*** Block opens ***

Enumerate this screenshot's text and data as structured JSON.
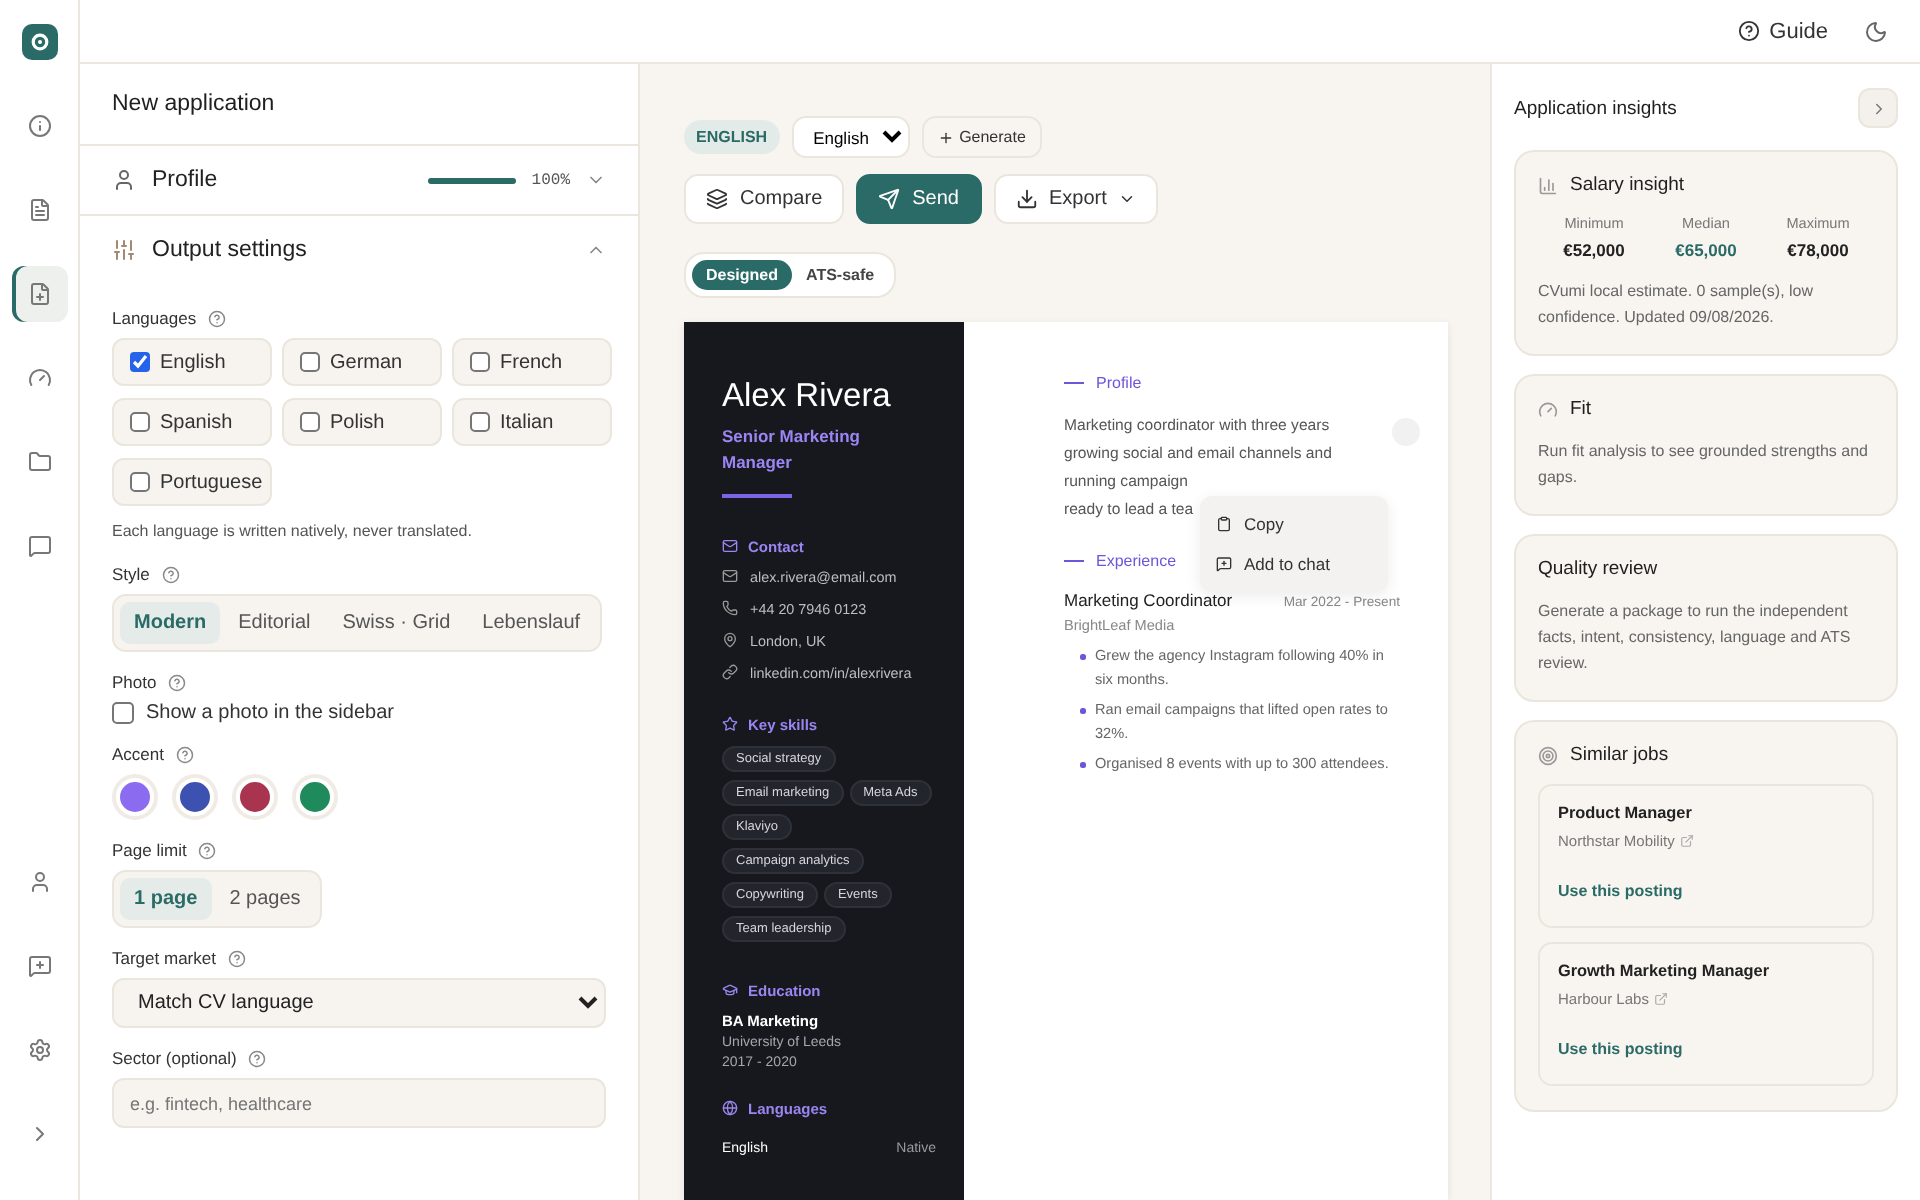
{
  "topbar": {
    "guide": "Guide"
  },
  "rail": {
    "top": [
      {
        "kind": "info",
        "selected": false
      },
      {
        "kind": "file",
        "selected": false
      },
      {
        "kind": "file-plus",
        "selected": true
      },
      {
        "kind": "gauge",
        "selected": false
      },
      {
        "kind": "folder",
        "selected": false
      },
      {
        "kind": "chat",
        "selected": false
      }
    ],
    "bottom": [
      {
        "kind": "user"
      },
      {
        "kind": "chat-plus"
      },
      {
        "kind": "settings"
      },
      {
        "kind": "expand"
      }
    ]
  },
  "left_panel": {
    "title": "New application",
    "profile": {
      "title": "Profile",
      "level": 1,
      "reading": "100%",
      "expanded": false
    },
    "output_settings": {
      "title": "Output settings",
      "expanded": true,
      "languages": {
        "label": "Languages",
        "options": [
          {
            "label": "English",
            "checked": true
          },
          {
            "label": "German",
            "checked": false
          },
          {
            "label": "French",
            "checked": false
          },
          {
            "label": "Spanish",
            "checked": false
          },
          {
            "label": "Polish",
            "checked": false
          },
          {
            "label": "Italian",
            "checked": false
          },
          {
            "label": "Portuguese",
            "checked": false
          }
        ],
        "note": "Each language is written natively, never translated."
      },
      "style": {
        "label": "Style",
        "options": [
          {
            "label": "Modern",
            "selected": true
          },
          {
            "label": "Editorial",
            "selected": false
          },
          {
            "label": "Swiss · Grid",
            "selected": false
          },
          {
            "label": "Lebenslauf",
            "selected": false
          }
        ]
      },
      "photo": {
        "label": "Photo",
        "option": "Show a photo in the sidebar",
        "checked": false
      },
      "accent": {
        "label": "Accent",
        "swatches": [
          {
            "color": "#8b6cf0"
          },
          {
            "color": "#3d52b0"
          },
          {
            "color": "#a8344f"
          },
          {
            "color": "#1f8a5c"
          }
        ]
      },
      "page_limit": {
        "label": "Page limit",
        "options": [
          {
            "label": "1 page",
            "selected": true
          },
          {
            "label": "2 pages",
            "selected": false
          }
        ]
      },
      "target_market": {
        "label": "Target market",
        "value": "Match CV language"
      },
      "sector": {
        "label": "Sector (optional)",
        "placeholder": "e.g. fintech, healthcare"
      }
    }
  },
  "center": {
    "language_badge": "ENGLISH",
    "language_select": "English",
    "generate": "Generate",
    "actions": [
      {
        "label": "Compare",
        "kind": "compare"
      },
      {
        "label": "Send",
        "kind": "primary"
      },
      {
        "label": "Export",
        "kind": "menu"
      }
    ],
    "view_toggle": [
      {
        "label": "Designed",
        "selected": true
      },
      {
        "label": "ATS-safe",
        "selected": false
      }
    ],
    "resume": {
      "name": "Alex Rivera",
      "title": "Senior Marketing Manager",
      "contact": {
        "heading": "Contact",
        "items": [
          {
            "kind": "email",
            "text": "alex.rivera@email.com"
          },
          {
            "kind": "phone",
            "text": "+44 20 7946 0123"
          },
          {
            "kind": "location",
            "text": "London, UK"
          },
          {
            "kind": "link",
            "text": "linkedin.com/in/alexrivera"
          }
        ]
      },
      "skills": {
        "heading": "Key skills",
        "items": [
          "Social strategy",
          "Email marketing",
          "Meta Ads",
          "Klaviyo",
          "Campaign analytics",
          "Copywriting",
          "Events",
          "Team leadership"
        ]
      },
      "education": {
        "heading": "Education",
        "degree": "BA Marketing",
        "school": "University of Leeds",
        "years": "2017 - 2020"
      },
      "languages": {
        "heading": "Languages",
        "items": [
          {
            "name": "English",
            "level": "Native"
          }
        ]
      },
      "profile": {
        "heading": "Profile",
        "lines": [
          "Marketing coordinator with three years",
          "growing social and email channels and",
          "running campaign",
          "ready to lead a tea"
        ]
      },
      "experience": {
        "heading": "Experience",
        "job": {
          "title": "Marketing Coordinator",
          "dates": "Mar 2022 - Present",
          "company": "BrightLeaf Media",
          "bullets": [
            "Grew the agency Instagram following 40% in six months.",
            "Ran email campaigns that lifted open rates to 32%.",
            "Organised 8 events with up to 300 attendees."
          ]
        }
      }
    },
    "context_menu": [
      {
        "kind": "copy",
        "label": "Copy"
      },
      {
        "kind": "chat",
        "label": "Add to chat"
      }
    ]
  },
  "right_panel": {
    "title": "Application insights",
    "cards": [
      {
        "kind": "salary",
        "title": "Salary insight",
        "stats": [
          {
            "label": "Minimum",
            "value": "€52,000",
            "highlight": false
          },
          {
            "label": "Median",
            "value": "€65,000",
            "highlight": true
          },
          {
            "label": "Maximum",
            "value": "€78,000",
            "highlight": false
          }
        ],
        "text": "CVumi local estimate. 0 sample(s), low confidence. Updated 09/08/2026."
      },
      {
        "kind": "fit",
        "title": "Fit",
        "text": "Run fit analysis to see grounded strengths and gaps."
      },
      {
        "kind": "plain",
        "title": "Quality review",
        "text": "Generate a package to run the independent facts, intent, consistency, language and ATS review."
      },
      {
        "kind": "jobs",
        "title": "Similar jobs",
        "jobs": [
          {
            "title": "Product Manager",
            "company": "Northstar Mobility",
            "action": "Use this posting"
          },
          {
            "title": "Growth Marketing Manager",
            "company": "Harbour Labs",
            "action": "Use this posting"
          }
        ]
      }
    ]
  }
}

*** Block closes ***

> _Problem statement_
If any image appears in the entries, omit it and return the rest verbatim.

> _Result for this task_
Enumerate this screenshot's text and data as structured JSON.
{
  "topbar": {
    "guide": "Guide"
  },
  "rail": {
    "top": [
      {
        "kind": "info",
        "selected": false
      },
      {
        "kind": "file",
        "selected": false
      },
      {
        "kind": "file-plus",
        "selected": true
      },
      {
        "kind": "gauge",
        "selected": false
      },
      {
        "kind": "folder",
        "selected": false
      },
      {
        "kind": "chat",
        "selected": false
      }
    ],
    "bottom": [
      {
        "kind": "user"
      },
      {
        "kind": "chat-plus"
      },
      {
        "kind": "settings"
      },
      {
        "kind": "expand"
      }
    ]
  },
  "left_panel": {
    "title": "New application",
    "profile": {
      "title": "Profile",
      "level": 1,
      "reading": "100%",
      "expanded": false
    },
    "output_settings": {
      "title": "Output settings",
      "expanded": true,
      "languages": {
        "label": "Languages",
        "options": [
          {
            "label": "English",
            "checked": true
          },
          {
            "label": "German",
            "checked": false
          },
          {
            "label": "French",
            "checked": false
          },
          {
            "label": "Spanish",
            "checked": false
          },
          {
            "label": "Polish",
            "checked": false
          },
          {
            "label": "Italian",
            "checked": false
          },
          {
            "label": "Portuguese",
            "checked": false
          }
        ],
        "note": "Each language is written natively, never translated."
      },
      "style": {
        "label": "Style",
        "options": [
          {
            "label": "Modern",
            "selected": true
          },
          {
            "label": "Editorial",
            "selected": false
          },
          {
            "label": "Swiss · Grid",
            "selected": false
          },
          {
            "label": "Lebenslauf",
            "selected": false
          }
        ]
      },
      "photo": {
        "label": "Photo",
        "option": "Show a photo in the sidebar",
        "checked": false
      },
      "accent": {
        "label": "Accent",
        "swatches": [
          {
            "color": "#8b6cf0"
          },
          {
            "color": "#3d52b0"
          },
          {
            "color": "#a8344f"
          },
          {
            "color": "#1f8a5c"
          }
        ]
      },
      "page_limit": {
        "label": "Page limit",
        "options": [
          {
            "label": "1 page",
            "selected": true
          },
          {
            "label": "2 pages",
            "selected": false
          }
        ]
      },
      "target_market": {
        "label": "Target market",
        "value": "Match CV language"
      },
      "sector": {
        "label": "Sector (optional)",
        "placeholder": "e.g. fintech, healthcare"
      }
    }
  },
  "center": {
    "language_badge": "ENGLISH",
    "language_select": "English",
    "generate": "Generate",
    "actions": [
      {
        "label": "Compare",
        "kind": "compare"
      },
      {
        "label": "Send",
        "kind": "primary"
      },
      {
        "label": "Export",
        "kind": "menu"
      }
    ],
    "view_toggle": [
      {
        "label": "Designed",
        "selected": true
      },
      {
        "label": "ATS-safe",
        "selected": false
      }
    ],
    "resume": {
      "name": "Alex Rivera",
      "title": "Senior Marketing Manager",
      "contact": {
        "heading": "Contact",
        "items": [
          {
            "kind": "email",
            "text": "alex.rivera@email.com"
          },
          {
            "kind": "phone",
            "text": "+44 20 7946 0123"
          },
          {
            "kind": "location",
            "text": "London, UK"
          },
          {
            "kind": "link",
            "text": "linkedin.com/in/alexrivera"
          }
        ]
      },
      "skills": {
        "heading": "Key skills",
        "items": [
          "Social strategy",
          "Email marketing",
          "Meta Ads",
          "Klaviyo",
          "Campaign analytics",
          "Copywriting",
          "Events",
          "Team leadership"
        ]
      },
      "education": {
        "heading": "Education",
        "degree": "BA Marketing",
        "school": "University of Leeds",
        "years": "2017 - 2020"
      },
      "languages": {
        "heading": "Languages",
        "items": [
          {
            "name": "English",
            "level": "Native"
          }
        ]
      },
      "profile": {
        "heading": "Profile",
        "lines": [
          "Marketing coordinator with three years",
          "growing social and email channels and",
          "running campaign",
          "ready to lead a tea"
        ]
      },
      "experience": {
        "heading": "Experience",
        "job": {
          "title": "Marketing Coordinator",
          "dates": "Mar 2022 - Present",
          "company": "BrightLeaf Media",
          "bullets": [
            "Grew the agency Instagram following 40% in six months.",
            "Ran email campaigns that lifted open rates to 32%.",
            "Organised 8 events with up to 300 attendees."
          ]
        }
      }
    },
    "context_menu": [
      {
        "kind": "copy",
        "label": "Copy"
      },
      {
        "kind": "chat",
        "label": "Add to chat"
      }
    ]
  },
  "right_panel": {
    "title": "Application insights",
    "cards": [
      {
        "kind": "salary",
        "title": "Salary insight",
        "stats": [
          {
            "label": "Minimum",
            "value": "€52,000",
            "highlight": false
          },
          {
            "label": "Median",
            "value": "€65,000",
            "highlight": true
          },
          {
            "label": "Maximum",
            "value": "€78,000",
            "highlight": false
          }
        ],
        "text": "CVumi local estimate. 0 sample(s), low confidence. Updated 09/08/2026."
      },
      {
        "kind": "fit",
        "title": "Fit",
        "text": "Run fit analysis to see grounded strengths and gaps."
      },
      {
        "kind": "plain",
        "title": "Quality review",
        "text": "Generate a package to run the independent facts, intent, consistency, language and ATS review."
      },
      {
        "kind": "jobs",
        "title": "Similar jobs",
        "jobs": [
          {
            "title": "Product Manager",
            "company": "Northstar Mobility",
            "action": "Use this posting"
          },
          {
            "title": "Growth Marketing Manager",
            "company": "Harbour Labs",
            "action": "Use this posting"
          }
        ]
      }
    ]
  }
}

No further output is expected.